Note: The really interesting bit is at the end of the article. So if you don’t stick around for the whole journey, at least skip to the end! That being said, this is all useful stuff so you should, yeknow, stick around…
Unity is a pretty solid game engine that at least a few people are using, but it doesn’t play very nicely with Git – my preferred source control mechanism – by default. While I can’t speak for everyone, there are three major issues I’ve always wanted to address:
- The default setup all but guarantees that having two different users push the same scene, prefab, ScriptableObject, etc will render it totally unusable and force you to rollback (quite painfully) to an old version.
- Git, by design, doesn’t play very nicely with binary data. It’s diffing tool doesn’t support binary files and, as such, it stores the entirety of each revision of binary files for every commit. As a lot of game content is stored as binary data – FBX files, textures, etc – this presents a bit of a problem for storage.
- After playing with Unity Collaborate a bit, it became extremely evident that the UI/UX for interaction between traditional source control and the Unity editor could be drastically improved.
In the past we’ve sort of just worked around these issues, but I spent a fair amount of time recently figuring out how to address all of these issues more directly. With some additional configuration steps and a little bit of editor scripting, all of these issues can be addressed quite nicely. Continue reading “Extending Unity for Git (and maybe other source control?)”

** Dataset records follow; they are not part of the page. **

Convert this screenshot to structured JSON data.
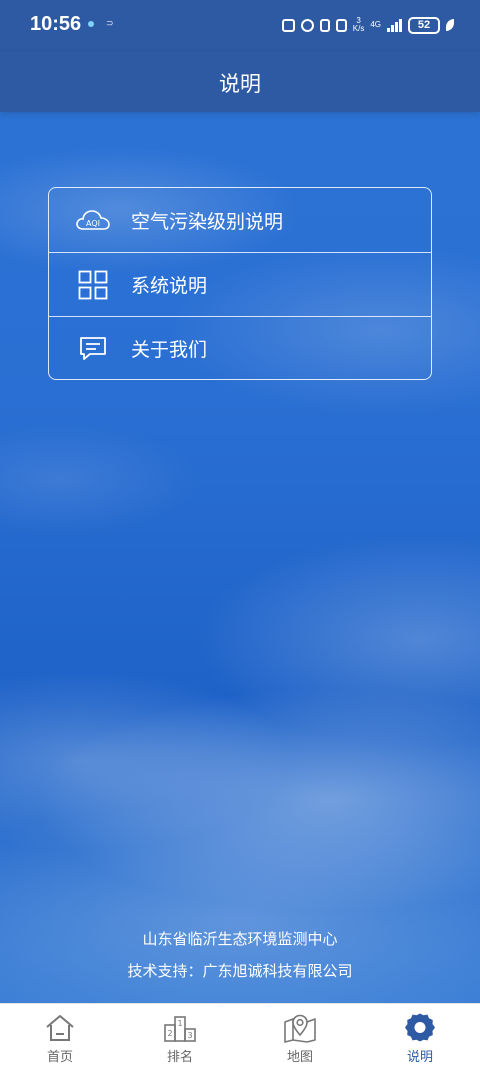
{
  "status_bar": {
    "time": "10:56",
    "small_label": "⊃",
    "net_speed_top": "3",
    "net_speed_bottom": "K/s",
    "network": "4G",
    "battery": "52"
  },
  "header": {
    "title": "说明"
  },
  "menu": {
    "items": [
      {
        "label": "空气污染级别说明",
        "icon": "aqi-cloud-icon"
      },
      {
        "label": "系统说明",
        "icon": "grid-icon"
      },
      {
        "label": "关于我们",
        "icon": "message-icon"
      }
    ],
    "aqi_icon_text": "AQI"
  },
  "footer": {
    "org": "山东省临沂生态环境监测中心",
    "support": "技术支持：广东旭诚科技有限公司"
  },
  "tabbar": {
    "items": [
      {
        "label": "首页",
        "icon": "home-icon"
      },
      {
        "label": "排名",
        "icon": "podium-icon"
      },
      {
        "label": "地图",
        "icon": "map-pin-icon"
      },
      {
        "label": "说明",
        "icon": "gear-icon",
        "active": true
      }
    ],
    "podium_digits": [
      "2",
      "1",
      "3"
    ]
  },
  "colors": {
    "brand": "#2e5aa3",
    "inactive": "#666666"
  }
}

Lately, I’ve been working on a fast-paced VR multiplayer shooter game in Unity with some classmates. Since we’ve had negative experiences with UNET in the past and knew we would need to optimize the netcode pretty carefully if the project was to play well, we decided to build a custom networking layer on top of the fantastic Lidgren UDP library. Most of my time has gone into building the networking layer from the ground up (which has been a total blast). Continue reading “Optimizing Networked Strings as a Prebuild Step”